Component data from apps and pages:
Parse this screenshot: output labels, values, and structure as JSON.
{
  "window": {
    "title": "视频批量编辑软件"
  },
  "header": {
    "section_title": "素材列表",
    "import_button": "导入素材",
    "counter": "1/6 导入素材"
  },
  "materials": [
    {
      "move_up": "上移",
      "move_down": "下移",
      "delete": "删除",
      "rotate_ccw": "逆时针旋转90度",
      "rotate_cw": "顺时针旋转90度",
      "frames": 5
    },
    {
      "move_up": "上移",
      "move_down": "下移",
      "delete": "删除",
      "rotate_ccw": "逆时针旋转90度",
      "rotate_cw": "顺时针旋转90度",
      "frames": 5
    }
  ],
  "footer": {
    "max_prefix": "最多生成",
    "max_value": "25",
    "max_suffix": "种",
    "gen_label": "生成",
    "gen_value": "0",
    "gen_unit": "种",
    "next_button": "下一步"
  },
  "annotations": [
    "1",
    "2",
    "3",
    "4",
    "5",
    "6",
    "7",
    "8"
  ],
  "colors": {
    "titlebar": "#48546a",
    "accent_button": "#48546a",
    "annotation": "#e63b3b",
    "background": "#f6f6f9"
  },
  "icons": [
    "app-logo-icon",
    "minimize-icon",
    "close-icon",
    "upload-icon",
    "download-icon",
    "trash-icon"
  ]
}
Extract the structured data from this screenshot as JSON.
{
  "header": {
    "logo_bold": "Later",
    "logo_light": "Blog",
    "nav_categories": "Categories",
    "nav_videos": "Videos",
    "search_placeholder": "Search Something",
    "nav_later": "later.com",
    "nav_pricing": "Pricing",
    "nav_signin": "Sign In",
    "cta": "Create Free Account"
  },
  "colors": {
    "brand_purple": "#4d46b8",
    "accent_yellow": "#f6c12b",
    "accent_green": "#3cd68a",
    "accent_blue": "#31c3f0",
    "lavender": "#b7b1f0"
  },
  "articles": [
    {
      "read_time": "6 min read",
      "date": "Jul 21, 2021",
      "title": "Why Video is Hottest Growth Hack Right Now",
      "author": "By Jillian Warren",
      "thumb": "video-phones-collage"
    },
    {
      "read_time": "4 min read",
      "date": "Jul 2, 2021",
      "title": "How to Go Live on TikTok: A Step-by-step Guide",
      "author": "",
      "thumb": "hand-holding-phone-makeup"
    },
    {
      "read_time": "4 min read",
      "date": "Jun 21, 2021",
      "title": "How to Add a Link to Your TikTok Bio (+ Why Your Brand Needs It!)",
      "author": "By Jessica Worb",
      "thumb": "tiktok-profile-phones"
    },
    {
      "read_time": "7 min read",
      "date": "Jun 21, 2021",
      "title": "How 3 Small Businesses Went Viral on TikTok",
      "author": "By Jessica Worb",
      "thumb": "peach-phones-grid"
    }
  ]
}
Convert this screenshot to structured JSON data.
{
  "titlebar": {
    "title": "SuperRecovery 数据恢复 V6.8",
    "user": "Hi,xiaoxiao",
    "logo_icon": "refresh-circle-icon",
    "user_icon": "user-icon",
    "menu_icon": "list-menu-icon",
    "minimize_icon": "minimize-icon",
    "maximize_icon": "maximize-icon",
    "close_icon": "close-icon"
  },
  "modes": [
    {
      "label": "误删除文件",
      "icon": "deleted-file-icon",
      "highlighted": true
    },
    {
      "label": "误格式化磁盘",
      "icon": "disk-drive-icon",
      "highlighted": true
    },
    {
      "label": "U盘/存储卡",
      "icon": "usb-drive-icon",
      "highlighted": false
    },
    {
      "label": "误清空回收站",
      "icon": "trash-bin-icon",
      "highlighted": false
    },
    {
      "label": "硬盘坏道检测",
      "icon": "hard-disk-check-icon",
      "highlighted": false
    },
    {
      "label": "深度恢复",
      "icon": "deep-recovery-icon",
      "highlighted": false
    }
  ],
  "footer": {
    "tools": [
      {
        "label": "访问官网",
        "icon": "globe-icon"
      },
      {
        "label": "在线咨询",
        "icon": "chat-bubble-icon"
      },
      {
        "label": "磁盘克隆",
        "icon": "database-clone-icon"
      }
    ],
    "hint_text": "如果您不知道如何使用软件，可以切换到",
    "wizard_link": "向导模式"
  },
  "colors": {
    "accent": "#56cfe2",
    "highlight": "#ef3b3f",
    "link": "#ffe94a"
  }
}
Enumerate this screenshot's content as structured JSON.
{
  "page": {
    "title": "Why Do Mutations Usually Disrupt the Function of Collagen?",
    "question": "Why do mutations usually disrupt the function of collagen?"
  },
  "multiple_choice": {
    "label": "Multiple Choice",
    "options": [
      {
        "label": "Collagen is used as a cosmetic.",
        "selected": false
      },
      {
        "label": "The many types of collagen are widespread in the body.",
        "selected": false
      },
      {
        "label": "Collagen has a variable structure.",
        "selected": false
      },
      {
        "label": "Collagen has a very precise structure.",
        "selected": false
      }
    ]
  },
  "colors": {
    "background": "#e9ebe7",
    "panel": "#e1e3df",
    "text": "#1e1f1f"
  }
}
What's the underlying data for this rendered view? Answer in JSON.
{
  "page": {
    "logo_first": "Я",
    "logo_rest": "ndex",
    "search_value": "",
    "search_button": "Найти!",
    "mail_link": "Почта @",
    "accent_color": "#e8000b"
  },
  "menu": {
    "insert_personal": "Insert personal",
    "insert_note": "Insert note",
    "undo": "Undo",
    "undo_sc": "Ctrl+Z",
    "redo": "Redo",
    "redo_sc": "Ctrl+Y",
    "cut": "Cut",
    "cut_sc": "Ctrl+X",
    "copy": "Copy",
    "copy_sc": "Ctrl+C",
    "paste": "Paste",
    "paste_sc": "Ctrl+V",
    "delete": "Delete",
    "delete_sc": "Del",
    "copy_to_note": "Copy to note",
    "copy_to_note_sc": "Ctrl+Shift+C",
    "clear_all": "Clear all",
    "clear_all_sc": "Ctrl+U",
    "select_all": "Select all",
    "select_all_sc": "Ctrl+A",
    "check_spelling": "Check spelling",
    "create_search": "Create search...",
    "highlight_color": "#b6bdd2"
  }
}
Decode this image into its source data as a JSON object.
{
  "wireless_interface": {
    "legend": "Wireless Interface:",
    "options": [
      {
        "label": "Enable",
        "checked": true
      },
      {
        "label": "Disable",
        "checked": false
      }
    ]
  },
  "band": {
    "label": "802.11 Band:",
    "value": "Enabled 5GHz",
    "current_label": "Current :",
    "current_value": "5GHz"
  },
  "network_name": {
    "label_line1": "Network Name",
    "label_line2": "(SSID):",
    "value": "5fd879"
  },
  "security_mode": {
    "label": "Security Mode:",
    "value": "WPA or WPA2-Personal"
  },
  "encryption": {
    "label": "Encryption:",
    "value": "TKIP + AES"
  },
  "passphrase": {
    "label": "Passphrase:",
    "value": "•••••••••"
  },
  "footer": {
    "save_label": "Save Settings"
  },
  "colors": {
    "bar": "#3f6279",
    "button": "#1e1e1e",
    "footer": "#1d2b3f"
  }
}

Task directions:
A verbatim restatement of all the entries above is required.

Answer space:
Parse this screenshot: output labels, values, and structure as JSON.
{
  "window": {
    "title": "视频批量编辑软件"
  },
  "header": {
    "section_title": "素材列表",
    "import_button": "导入素材",
    "counter": "1/6 导入素材"
  },
  "materials": [
    {
      "move_up": "上移",
      "move_down": "下移",
      "delete": "删除",
      "rotate_ccw": "逆时针旋转90度",
      "rotate_cw": "顺时针旋转90度",
      "frames": 5
    },
    {
      "move_up": "上移",
      "move_down": "下移",
      "delete": "删除",
      "rotate_ccw": "逆时针旋转90度",
      "rotate_cw": "顺时针旋转90度",
      "frames": 5
    }
  ],
  "footer": {
    "max_prefix": "最多生成",
    "max_value": "25",
    "max_suffix": "种",
    "gen_label": "生成",
    "gen_value": "0",
    "gen_unit": "种",
    "next_button": "下一步"
  },
  "annotations": [
    "1",
    "2",
    "3",
    "4",
    "5",
    "6",
    "7",
    "8"
  ],
  "colors": {
    "titlebar": "#48546a",
    "accent_button": "#48546a",
    "annotation": "#e63b3b",
    "background": "#f6f6f9"
  },
  "icons": [
    "app-logo-icon",
    "minimize-icon",
    "close-icon",
    "upload-icon",
    "download-icon",
    "trash-icon"
  ]
}
Extract the structured data from this screenshot as JSON.
{
  "header": {
    "logo_bold": "Later",
    "logo_light": "Blog",
    "nav_categories": "Categories",
    "nav_videos": "Videos",
    "search_placeholder": "Search Something",
    "nav_later": "later.com",
    "nav_pricing": "Pricing",
    "nav_signin": "Sign In",
    "cta": "Create Free Account"
  },
  "colors": {
    "brand_purple": "#4d46b8",
    "accent_yellow": "#f6c12b",
    "accent_green": "#3cd68a",
    "accent_blue": "#31c3f0",
    "lavender": "#b7b1f0"
  },
  "articles": [
    {
      "read_time": "6 min read",
      "date": "Jul 21, 2021",
      "title": "Why Video is Hottest Growth Hack Right Now",
      "author": "By Jillian Warren",
      "thumb": "video-phones-collage"
    },
    {
      "read_time": "4 min read",
      "date": "Jul 2, 2021",
      "title": "How to Go Live on TikTok: A Step-by-step Guide",
      "author": "",
      "thumb": "hand-holding-phone-makeup"
    },
    {
      "read_time": "4 min read",
      "date": "Jun 21, 2021",
      "title": "How to Add a Link to Your TikTok Bio (+ Why Your Brand Needs It!)",
      "author": "By Jessica Worb",
      "thumb": "tiktok-profile-phones"
    },
    {
      "read_time": "7 min read",
      "date": "Jun 21, 2021",
      "title": "How 3 Small Businesses Went Viral on TikTok",
      "author": "By Jessica Worb",
      "thumb": "peach-phones-grid"
    }
  ]
}
Convert this screenshot to structured JSON data.
{
  "titlebar": {
    "title": "SuperRecovery 数据恢复 V6.8",
    "user": "Hi,xiaoxiao",
    "logo_icon": "refresh-circle-icon",
    "user_icon": "user-icon",
    "menu_icon": "list-menu-icon",
    "minimize_icon": "minimize-icon",
    "maximize_icon": "maximize-icon",
    "close_icon": "close-icon"
  },
  "modes": [
    {
      "label": "误删除文件",
      "icon": "deleted-file-icon",
      "highlighted": true
    },
    {
      "label": "误格式化磁盘",
      "icon": "disk-drive-icon",
      "highlighted": true
    },
    {
      "label": "U盘/存储卡",
      "icon": "usb-drive-icon",
      "highlighted": false
    },
    {
      "label": "误清空回收站",
      "icon": "trash-bin-icon",
      "highlighted": false
    },
    {
      "label": "硬盘坏道检测",
      "icon": "hard-disk-check-icon",
      "highlighted": false
    },
    {
      "label": "深度恢复",
      "icon": "deep-recovery-icon",
      "highlighted": false
    }
  ],
  "footer": {
    "tools": [
      {
        "label": "访问官网",
        "icon": "globe-icon"
      },
      {
        "label": "在线咨询",
        "icon": "chat-bubble-icon"
      },
      {
        "label": "磁盘克隆",
        "icon": "database-clone-icon"
      }
    ],
    "hint_text": "如果您不知道如何使用软件，可以切换到",
    "wizard_link": "向导模式"
  },
  "colors": {
    "accent": "#56cfe2",
    "highlight": "#ef3b3f",
    "link": "#ffe94a"
  }
}
Enumerate this screenshot's content as structured JSON.
{
  "page": {
    "title": "Why Do Mutations Usually Disrupt the Function of Collagen?",
    "question": "Why do mutations usually disrupt the function of collagen?"
  },
  "multiple_choice": {
    "label": "Multiple Choice",
    "options": [
      {
        "label": "Collagen is used as a cosmetic.",
        "selected": false
      },
      {
        "label": "The many types of collagen are widespread in the body.",
        "selected": false
      },
      {
        "label": "Collagen has a variable structure.",
        "selected": false
      },
      {
        "label": "Collagen has a very precise structure.",
        "selected": false
      }
    ]
  },
  "colors": {
    "background": "#e9ebe7",
    "panel": "#e1e3df",
    "text": "#1e1f1f"
  }
}
What's the underlying data for this rendered view? Answer in JSON.
{
  "page": {
    "logo_first": "Я",
    "logo_rest": "ndex",
    "search_value": "",
    "search_button": "Найти!",
    "mail_link": "Почта @",
    "accent_color": "#e8000b"
  },
  "menu": {
    "insert_personal": "Insert personal",
    "insert_note": "Insert note",
    "undo": "Undo",
    "undo_sc": "Ctrl+Z",
    "redo": "Redo",
    "redo_sc": "Ctrl+Y",
    "cut": "Cut",
    "cut_sc": "Ctrl+X",
    "copy": "Copy",
    "copy_sc": "Ctrl+C",
    "paste": "Paste",
    "paste_sc": "Ctrl+V",
    "delete": "Delete",
    "delete_sc": "Del",
    "copy_to_note": "Copy to note",
    "copy_to_note_sc": "Ctrl+Shift+C",
    "clear_all": "Clear all",
    "clear_all_sc": "Ctrl+U",
    "select_all": "Select all",
    "select_all_sc": "Ctrl+A",
    "check_spelling": "Check spelling",
    "create_search": "Create search...",
    "highlight_color": "#b6bdd2"
  }
}
Decode this image into its source data as a JSON object.
{
  "wireless_interface": {
    "legend": "Wireless Interface:",
    "options": [
      {
        "label": "Enable",
        "checked": true
      },
      {
        "label": "Disable",
        "checked": false
      }
    ]
  },
  "band": {
    "label": "802.11 Band:",
    "value": "Enabled 5GHz",
    "current_label": "Current :",
    "current_value": "5GHz"
  },
  "network_name": {
    "label_line1": "Network Name",
    "label_line2": "(SSID):",
    "value": "5fd879"
  },
  "security_mode": {
    "label": "Security Mode:",
    "value": "WPA or WPA2-Personal"
  },
  "encryption": {
    "label": "Encryption:",
    "value": "TKIP + AES"
  },
  "passphrase": {
    "label": "Passphrase:",
    "value": "•••••••••"
  },
  "footer": {
    "save_label": "Save Settings"
  },
  "colors": {
    "bar": "#3f6279",
    "button": "#1e1e1e",
    "footer": "#1d2b3f"
  }
}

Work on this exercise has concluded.